Liquified petroleum gas (LPG) is a mixture of hydrocarbons mostly propane and buthane, with formulae C3H8 and C4H10, respectively. In large concentrations LPG may cause asphyxiation.

Propane has a chain molecule with three carbon atoms.

 

Two variants of buthane, n-buthane and methyl-propane (iso-buthane).

 

In addition to any LPG mixture there is always an odorant so that a leakage can be discovered. Often the odorant is a terribly smelling thiol, an organic molecule with a -SH group which has a very low threshold for human detection (on the level of ppb).

Ethanethiol a common odorant, this molecule model is from Wikipedia. The -SH group is rather similar to hydroxyl groups in alcohols.

 

Liquified petroleum gas is extremely flammable and thus suitable for burners, heating appliances, and vehicles. Also, it is used as aerosol propellants and as refigrerants instead of freons.

 

IR spectrum of liquefied petroleum gas, LPG

Regardless of the exact composition of a LPG mixture the hydrocarbons have many C - H bonds which stretching modes strongly absorb IR radiation at 2900 cm−1, or 3.4 µm. The C –C stretchings from the alkane chains absorb in broad bands between 800 and 1300 cm−1 corresponding to 12.5 - 7.7 µm.

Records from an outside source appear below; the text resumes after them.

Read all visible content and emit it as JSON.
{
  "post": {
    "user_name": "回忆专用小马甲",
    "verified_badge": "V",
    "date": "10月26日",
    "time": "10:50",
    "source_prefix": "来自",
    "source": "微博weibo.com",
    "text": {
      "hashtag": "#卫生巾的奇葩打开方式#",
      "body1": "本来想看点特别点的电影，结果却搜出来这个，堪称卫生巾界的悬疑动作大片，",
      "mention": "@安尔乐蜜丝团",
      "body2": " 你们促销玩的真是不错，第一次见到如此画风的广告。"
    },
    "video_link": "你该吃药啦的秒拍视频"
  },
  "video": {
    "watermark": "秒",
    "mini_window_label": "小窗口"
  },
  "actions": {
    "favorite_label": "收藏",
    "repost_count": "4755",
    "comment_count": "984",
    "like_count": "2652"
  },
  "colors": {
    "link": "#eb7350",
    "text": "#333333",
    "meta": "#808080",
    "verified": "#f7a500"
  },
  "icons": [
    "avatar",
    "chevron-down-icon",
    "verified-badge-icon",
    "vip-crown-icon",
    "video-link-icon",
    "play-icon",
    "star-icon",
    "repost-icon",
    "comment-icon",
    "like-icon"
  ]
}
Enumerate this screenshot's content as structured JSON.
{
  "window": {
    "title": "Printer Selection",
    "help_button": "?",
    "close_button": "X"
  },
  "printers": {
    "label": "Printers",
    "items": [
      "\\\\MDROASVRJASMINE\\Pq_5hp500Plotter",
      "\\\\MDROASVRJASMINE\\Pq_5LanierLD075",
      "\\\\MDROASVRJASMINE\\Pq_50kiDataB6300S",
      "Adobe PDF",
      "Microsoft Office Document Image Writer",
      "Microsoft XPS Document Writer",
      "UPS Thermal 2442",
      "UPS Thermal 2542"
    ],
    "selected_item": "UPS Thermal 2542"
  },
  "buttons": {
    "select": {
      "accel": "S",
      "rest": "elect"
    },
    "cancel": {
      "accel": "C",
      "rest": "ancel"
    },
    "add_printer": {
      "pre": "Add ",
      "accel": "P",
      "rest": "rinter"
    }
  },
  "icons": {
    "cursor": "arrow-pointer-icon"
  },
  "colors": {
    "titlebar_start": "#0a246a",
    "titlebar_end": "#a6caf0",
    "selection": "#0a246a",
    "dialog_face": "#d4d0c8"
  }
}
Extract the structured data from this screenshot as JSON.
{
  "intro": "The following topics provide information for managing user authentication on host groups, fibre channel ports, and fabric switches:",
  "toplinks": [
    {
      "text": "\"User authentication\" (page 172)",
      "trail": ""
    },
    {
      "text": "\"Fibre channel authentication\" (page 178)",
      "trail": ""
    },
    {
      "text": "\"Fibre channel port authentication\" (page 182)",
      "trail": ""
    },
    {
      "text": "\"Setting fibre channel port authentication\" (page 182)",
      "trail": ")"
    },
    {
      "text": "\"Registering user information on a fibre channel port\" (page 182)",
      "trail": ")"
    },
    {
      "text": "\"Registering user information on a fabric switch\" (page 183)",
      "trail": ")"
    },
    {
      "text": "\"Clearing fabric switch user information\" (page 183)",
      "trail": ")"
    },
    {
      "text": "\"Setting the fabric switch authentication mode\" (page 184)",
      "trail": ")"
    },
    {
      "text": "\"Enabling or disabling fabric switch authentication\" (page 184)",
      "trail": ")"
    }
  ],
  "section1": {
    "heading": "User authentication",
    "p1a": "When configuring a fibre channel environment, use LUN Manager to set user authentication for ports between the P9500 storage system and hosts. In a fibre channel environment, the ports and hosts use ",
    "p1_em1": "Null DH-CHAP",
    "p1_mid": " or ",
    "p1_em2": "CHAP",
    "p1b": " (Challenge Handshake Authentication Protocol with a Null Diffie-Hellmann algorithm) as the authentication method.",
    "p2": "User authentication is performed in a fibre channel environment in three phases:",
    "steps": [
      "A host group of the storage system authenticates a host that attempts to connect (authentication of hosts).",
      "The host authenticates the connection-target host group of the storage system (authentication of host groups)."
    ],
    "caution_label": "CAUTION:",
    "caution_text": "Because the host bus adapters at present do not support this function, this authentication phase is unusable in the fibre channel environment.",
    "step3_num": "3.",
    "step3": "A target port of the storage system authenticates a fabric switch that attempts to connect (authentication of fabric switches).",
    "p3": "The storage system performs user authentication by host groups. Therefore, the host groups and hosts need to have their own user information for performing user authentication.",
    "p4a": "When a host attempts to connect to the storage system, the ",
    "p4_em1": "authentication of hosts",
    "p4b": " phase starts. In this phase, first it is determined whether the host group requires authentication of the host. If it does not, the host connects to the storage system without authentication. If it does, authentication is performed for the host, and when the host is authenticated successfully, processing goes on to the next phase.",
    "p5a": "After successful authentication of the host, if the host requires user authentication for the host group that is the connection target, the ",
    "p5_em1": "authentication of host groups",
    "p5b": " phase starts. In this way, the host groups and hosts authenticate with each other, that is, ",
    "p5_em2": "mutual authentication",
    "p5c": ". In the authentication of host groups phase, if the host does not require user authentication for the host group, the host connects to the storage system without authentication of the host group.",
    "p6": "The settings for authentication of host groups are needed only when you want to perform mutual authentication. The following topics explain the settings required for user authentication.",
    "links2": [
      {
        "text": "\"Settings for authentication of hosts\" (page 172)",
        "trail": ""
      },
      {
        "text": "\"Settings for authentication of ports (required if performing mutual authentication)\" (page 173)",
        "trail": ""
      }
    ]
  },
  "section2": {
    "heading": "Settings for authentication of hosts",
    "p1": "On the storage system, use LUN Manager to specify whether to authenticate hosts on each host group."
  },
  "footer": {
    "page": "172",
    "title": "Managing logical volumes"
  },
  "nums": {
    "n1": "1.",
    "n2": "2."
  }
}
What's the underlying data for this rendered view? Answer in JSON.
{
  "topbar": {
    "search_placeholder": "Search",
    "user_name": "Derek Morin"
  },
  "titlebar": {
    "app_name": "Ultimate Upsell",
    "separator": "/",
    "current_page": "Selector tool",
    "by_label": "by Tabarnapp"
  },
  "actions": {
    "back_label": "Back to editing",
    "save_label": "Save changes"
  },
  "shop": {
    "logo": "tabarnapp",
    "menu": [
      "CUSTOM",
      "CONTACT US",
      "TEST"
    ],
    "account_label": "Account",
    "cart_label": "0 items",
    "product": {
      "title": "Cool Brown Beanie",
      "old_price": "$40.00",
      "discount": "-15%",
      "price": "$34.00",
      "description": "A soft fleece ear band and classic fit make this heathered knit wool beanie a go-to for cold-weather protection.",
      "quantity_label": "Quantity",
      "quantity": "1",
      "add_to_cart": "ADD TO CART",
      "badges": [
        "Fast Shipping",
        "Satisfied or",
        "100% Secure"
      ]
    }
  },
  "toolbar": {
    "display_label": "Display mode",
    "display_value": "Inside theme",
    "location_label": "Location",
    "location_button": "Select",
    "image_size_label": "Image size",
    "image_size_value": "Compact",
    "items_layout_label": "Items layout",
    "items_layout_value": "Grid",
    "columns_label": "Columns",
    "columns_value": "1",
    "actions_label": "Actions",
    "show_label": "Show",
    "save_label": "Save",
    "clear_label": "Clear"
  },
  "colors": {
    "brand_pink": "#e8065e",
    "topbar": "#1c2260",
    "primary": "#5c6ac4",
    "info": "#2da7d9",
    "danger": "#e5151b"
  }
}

Spectrum of n-buthane from the NIST database at http://webbook.nist.gov/cgi/